SEOUL (Reuters) - South Korea will further relax social distancing rules from May 6, allowing a phased re-opening of businesses, as the nation has largely managed to bring the coronavirus outbreak under control, Prime Minister Chung Sye-kyun said on Sunday.
Widespread testing, intensive contact tracing and tracking apps have enabled South Korea to limit the spread of the virus rather than rely on the lengthy lockdowns seen elsewhere.
The government “will allow businesses to resume at facilities in phases that had remained closed up until now, and also allow gatherings and events to take place assuming they follow disinfection guidelines,” the prime minister told a televised meeting of government officials.
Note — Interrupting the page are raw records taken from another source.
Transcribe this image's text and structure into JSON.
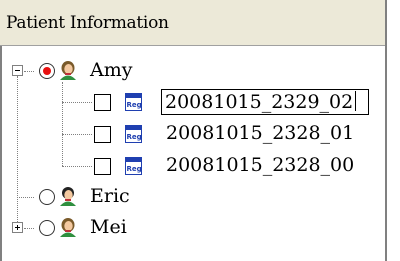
{
  "panel": {
    "title": "Patient Information"
  },
  "tree": {
    "patients": [
      {
        "name": "Amy",
        "selected": true,
        "expanded": true
      },
      {
        "name": "Eric",
        "selected": false,
        "expanded": false
      },
      {
        "name": "Mei",
        "selected": false,
        "expanded": false
      }
    ],
    "registrations": [
      {
        "id": "20081015_2329_02",
        "editing": true,
        "checked": false
      },
      {
        "id": "20081015_2328_01",
        "editing": false,
        "checked": false
      },
      {
        "id": "20081015_2328_00",
        "editing": false,
        "checked": false
      }
    ],
    "reg_icon_label": "Reg"
  },
  "colors": {
    "header_bg": "#ece9d8",
    "radio_selected": "#e81010",
    "reg_icon_blue": "#1f3fb0"
  },
  "icons": {
    "expander_minus": "minus-box-icon",
    "expander_plus": "plus-box-icon",
    "person": "patient-person-icon",
    "reg": "reg-document-icon"
  }
}
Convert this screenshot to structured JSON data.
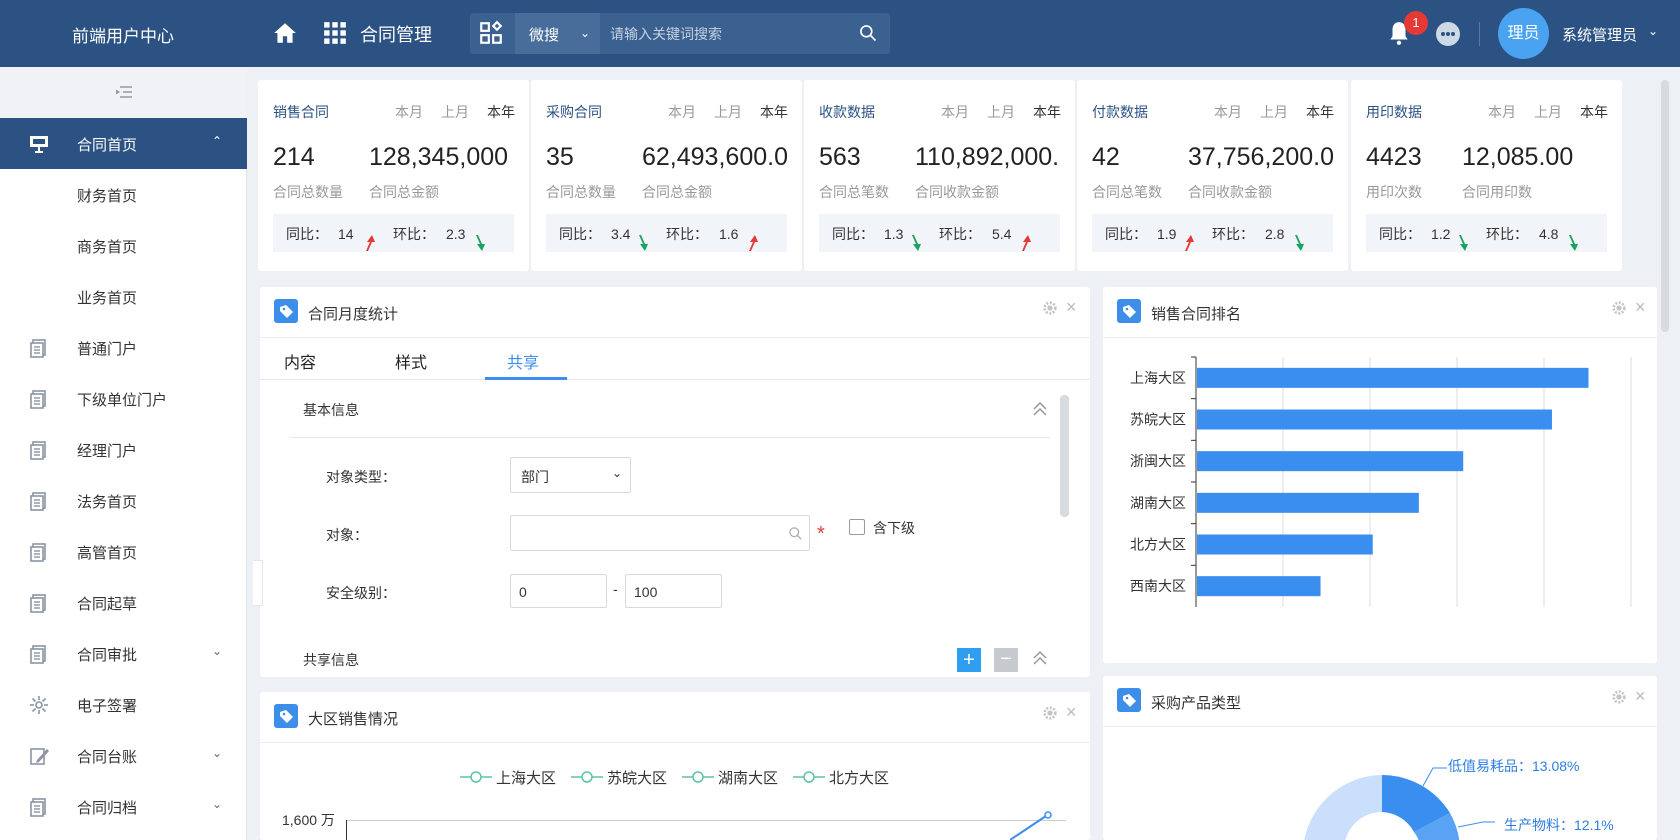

Further easing of rules means public facilities such as parks, libraries as well as schools could reopen in phases, although the Korea Centers for Disease Control and Prevention recommended citizens to continue to exercise some caution in everyday life.
The new guidelines from the government advise everyone to stay home for three to four days if they feel unwell, stay arms-apart with others in public spaces, and wash hands frequently.
Seoul extended its social distancing policy until May 5 even as it managed to bring down daily infection cases of more than 900 in late February to around 10 per day in the past week.
The national tally is at 10,793 as of midnight Saturday, with 250 deaths.
Reporting by Cynthia Kim; editing by Jane Wardell and Elaine Hardcastle